(AP) Tiny hobbit Bilbo Baggins is running circles around some of the biggest names in Hollywood.
Peter Jackson's The Hobbit: An Unexpected Journey took in $36.7 million to remain No. 1 at the box office for the second-straight weekend, easily beating a rush of top-name holiday newcomers. Part one of Jackson's prelude to his The Lord of the Rings trilogy, the Warner Bros. release raised its domestic total to $149.9 million after 10 days.
Studio estimates Sunday put Tom Cruise's action thriller Jack Reacher in second place with a modest $15.6 million debut. Based on the Lee Child best-seller One Shot, the Paramount Pictures release stars Cruise as a lone-wolf ex-military investigator tracking a sniper conspiracy.
Opening at No. 3 with $12 million was Judd Apatow's marital comedy This Is 40, a Universal Pictures film featuring Paul Rudd and Leslie Mann reprising their roles from the director's 2007 hit Knocked Up.

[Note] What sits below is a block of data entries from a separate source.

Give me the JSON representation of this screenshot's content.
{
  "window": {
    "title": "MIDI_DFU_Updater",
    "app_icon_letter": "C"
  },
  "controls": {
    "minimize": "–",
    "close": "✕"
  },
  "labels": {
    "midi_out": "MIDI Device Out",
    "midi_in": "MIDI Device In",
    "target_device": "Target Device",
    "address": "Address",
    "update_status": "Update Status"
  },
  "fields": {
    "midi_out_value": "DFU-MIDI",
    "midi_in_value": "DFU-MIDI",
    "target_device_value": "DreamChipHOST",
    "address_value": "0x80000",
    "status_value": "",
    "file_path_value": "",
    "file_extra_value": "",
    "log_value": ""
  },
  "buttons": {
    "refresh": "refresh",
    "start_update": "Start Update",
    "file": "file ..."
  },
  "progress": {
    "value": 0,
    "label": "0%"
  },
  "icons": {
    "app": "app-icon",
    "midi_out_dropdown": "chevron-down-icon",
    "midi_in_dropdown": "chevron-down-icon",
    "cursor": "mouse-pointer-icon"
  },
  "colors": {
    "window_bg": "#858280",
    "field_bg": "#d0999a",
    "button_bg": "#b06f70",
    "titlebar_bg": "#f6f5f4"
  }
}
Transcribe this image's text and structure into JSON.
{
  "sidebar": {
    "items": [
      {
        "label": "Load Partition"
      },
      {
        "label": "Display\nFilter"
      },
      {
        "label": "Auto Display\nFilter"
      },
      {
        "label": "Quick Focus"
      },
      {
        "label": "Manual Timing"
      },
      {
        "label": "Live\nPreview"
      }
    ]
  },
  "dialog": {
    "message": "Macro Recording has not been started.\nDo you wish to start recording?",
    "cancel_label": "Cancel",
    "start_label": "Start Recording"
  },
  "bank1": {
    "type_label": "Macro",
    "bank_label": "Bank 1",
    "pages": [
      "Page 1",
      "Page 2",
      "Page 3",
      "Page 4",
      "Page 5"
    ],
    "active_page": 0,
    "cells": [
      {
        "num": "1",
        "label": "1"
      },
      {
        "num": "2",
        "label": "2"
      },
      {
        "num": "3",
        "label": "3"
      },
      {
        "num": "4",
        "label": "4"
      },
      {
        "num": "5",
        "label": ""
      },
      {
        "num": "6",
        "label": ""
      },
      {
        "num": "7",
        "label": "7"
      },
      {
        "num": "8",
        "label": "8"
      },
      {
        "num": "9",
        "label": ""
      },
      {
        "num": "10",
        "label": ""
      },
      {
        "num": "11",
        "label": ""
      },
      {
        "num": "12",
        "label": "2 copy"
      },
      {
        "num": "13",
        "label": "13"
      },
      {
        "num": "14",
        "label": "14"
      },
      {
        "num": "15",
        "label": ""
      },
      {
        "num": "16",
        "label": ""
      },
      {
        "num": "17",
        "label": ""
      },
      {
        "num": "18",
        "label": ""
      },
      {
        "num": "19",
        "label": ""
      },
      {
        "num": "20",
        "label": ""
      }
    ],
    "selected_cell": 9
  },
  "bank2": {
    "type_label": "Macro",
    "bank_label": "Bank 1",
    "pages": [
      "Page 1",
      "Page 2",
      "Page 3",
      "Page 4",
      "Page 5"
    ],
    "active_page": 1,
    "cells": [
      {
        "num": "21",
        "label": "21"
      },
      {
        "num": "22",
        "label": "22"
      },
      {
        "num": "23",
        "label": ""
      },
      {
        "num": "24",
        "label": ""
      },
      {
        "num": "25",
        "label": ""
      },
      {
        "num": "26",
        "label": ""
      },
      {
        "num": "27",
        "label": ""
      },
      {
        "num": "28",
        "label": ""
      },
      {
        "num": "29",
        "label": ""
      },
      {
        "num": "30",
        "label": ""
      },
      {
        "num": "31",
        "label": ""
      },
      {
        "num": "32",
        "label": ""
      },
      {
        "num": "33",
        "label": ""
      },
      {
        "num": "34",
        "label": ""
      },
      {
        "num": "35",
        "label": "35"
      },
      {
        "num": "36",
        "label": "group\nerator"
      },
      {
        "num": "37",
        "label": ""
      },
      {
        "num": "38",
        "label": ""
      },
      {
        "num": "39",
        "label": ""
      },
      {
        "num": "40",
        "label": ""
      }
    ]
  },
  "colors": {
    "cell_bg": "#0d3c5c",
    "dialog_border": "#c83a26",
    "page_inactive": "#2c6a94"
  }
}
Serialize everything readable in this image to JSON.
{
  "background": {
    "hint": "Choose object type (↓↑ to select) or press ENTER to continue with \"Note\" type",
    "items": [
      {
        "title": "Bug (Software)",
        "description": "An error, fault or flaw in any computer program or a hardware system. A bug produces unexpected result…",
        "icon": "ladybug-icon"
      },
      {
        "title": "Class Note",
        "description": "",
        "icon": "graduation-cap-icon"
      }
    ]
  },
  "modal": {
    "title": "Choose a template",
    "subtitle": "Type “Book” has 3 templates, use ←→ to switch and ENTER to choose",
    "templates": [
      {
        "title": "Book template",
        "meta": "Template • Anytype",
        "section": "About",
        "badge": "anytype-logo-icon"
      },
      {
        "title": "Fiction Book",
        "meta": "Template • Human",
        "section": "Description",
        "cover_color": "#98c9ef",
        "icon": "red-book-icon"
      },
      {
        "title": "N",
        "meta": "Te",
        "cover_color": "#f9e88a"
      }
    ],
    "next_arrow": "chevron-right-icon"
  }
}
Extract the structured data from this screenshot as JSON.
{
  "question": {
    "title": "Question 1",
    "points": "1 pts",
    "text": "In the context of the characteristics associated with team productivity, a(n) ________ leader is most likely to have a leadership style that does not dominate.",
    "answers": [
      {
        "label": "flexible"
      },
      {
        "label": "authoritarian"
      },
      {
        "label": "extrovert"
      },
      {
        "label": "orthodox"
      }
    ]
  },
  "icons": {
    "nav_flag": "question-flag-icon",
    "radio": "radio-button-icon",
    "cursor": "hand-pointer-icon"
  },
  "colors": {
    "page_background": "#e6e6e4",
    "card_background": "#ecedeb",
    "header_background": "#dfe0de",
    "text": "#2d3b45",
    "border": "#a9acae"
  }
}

Paramount's road-trip romp The Guilt Trip, featuring Knocked Up star Seth Rogen and Barbra Streisand, debuted weakly at No. 6 with $5.4 million over the weekend and $7.4 million since it opened Wednesday. Playing in narrower release, Paramount's acrobatic fantasy Cirque du Soleil: Worlds Away also drew light crowds, debuting at No. 11 with $2.1 million.
A 3-D version of Disney's 2001 animated blockbuster Monsters, Inc. also had a modest start at No. 7 with $5 million over the weekend and $6.5 million since opening Wednesday.
In limited release, Kathryn Bigelow's Osama bin Laden manhunt saga Zero Dark Thirty played to packed houses with $410,000 in just five theaters, averaging a huge $82,000 a cinema.
That compares with a $4,654 average in 3,352 theaters for Jack Reacher and a $4,130 average in 2,913 cinemas for This Is 40. ''The Guilt Trip averaged $2,217 in 2,431 locations, Monsters, Inc. averaged $1,925 in 2,618 cinemas and Cirque du Soleil did $2,542 in 840 theaters.
Since opening Wednesday, Zero Dark Thirty has taken in $639,000. Distributor Sony plans to expand the acclaimed film to nationwide release in January, amid film honors and nominations leading up to the Feb. 24 Academy Awards.
Opening in 15 theaters from Lionsgate banner Summit Entertainment, Naomi Watts and Ewan McGregor's tsunami-survival drama The Impossible took in $138,750 for an average of $9,250.
A fourth new release from Paramount, The Sopranos creator David Chase's 1960s rock 'n' roll tale Not Fade Away, debuted with $19,000 in three theaters, averaging $6,333.